Show, from the records below, all lines that contain the word "value".

########

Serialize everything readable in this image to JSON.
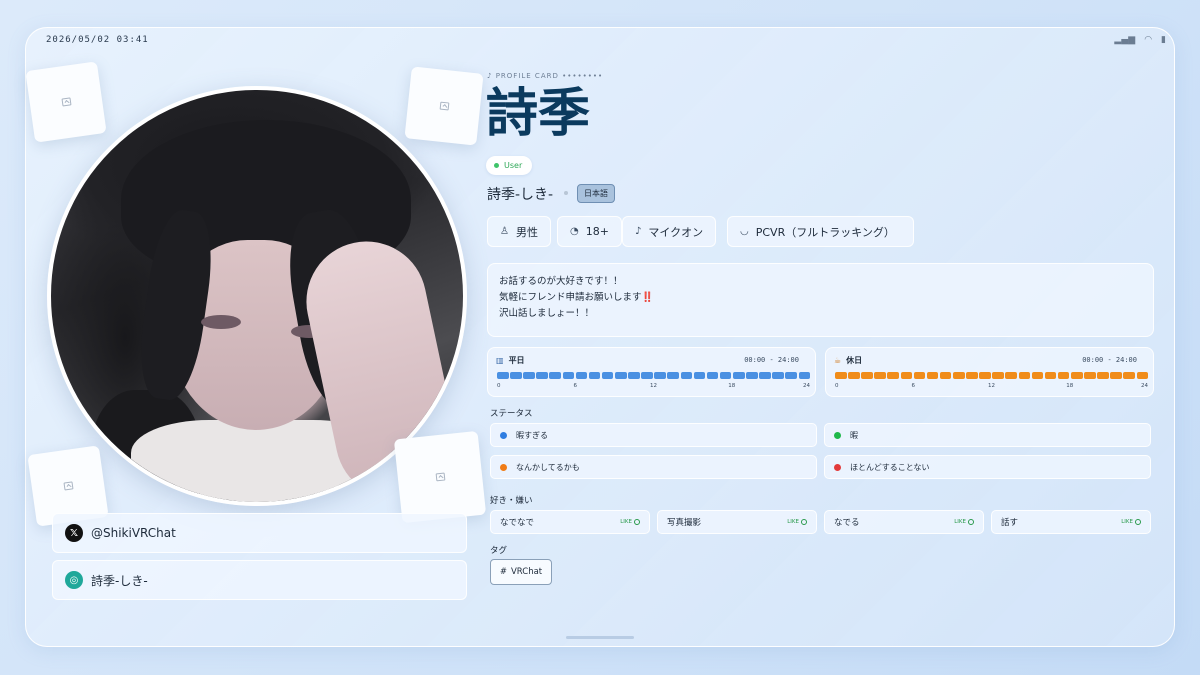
{
  "statusbar": {
    "time": "2026/05/02 03:41",
    "icons": [
      "signal-icon",
      "wifi-icon",
      "battery-icon"
    ]
  },
  "profile": {
    "kicker": "♪ PROFILE CARD ••••••••",
    "name": "詩季",
    "role": "User",
    "display_name": "詩季-しき-",
    "language": "日本語",
    "attributes": [
      {
        "icon": "person-icon",
        "label": "男性"
      },
      {
        "icon": "age-icon",
        "label": "18+"
      },
      {
        "icon": "mic-icon",
        "label": "マイクオン"
      },
      {
        "icon": "headset-icon",
        "label": "PCVR（フルトラッキング）"
      }
    ],
    "bio": [
      "お話するのが大好きです！！",
      "気軽にフレンド申請お願いします‼️",
      "沢山話しましょー！！"
    ]
  },
  "social": {
    "twitter": "@ShikiVRChat",
    "vrchat": "詩季-しき-"
  },
  "schedule": {
    "weekday": {
      "label": "平日",
      "range": "00:00 - 24:00",
      "color": "#4a90e2",
      "start": 0,
      "end": 24
    },
    "holiday": {
      "label": "休日",
      "range": "00:00 - 24:00",
      "color": "#f08c1a",
      "start": 0,
      "end": 24
    },
    "ticks": [
      "0",
      "6",
      "12",
      "18",
      "24"
    ]
  },
  "status": {
    "label": "ステータス",
    "items": [
      {
        "label": "暇すぎる",
        "color": "#2f7de1"
      },
      {
        "label": "暇",
        "color": "#1fb84a"
      },
      {
        "label": "なんかしてるかも",
        "color": "#f07c16"
      },
      {
        "label": "ほとんどすることない",
        "color": "#e23a3a"
      }
    ]
  },
  "likes": {
    "label": "好き・嫌い",
    "badge": "LIKE",
    "items": [
      "なでなで",
      "写真撮影",
      "なでる",
      "話す"
    ]
  },
  "tags": {
    "label": "タグ",
    "items": [
      "VRChat"
    ]
  }
}
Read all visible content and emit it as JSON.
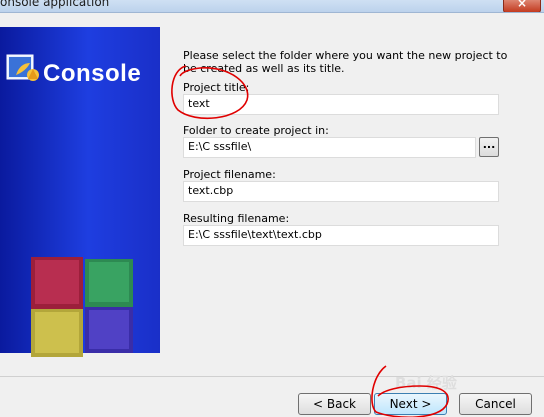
{
  "window": {
    "title": "onsole application"
  },
  "sidebar": {
    "logo_text": "Console"
  },
  "form": {
    "intro": "Please select the folder where you want the new project to be created as well as its title.",
    "project_title": {
      "label": "Project title:",
      "value": "text"
    },
    "folder": {
      "label": "Folder to create project in:",
      "value": "E:\\C sssfile\\",
      "browse_label": "..."
    },
    "project_filename": {
      "label": "Project filename:",
      "value": "text.cbp"
    },
    "resulting_filename": {
      "label": "Resulting filename:",
      "value": "E:\\C sssfile\\text\\text.cbp"
    }
  },
  "footer": {
    "back_label": "< Back",
    "next_label": "Next >",
    "cancel_label": "Cancel",
    "watermark": "Bai 经验"
  },
  "colors": {
    "side_panel": "#1e3ee0",
    "annotation": "#e00000"
  }
}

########

EXERCISE SOLUTION.
      "value": "text"
      "value": "E:\\C sssfile\\",
      "value": "text.cbp"
      "value": "E:\\C sssfile\\text\\text.cbp"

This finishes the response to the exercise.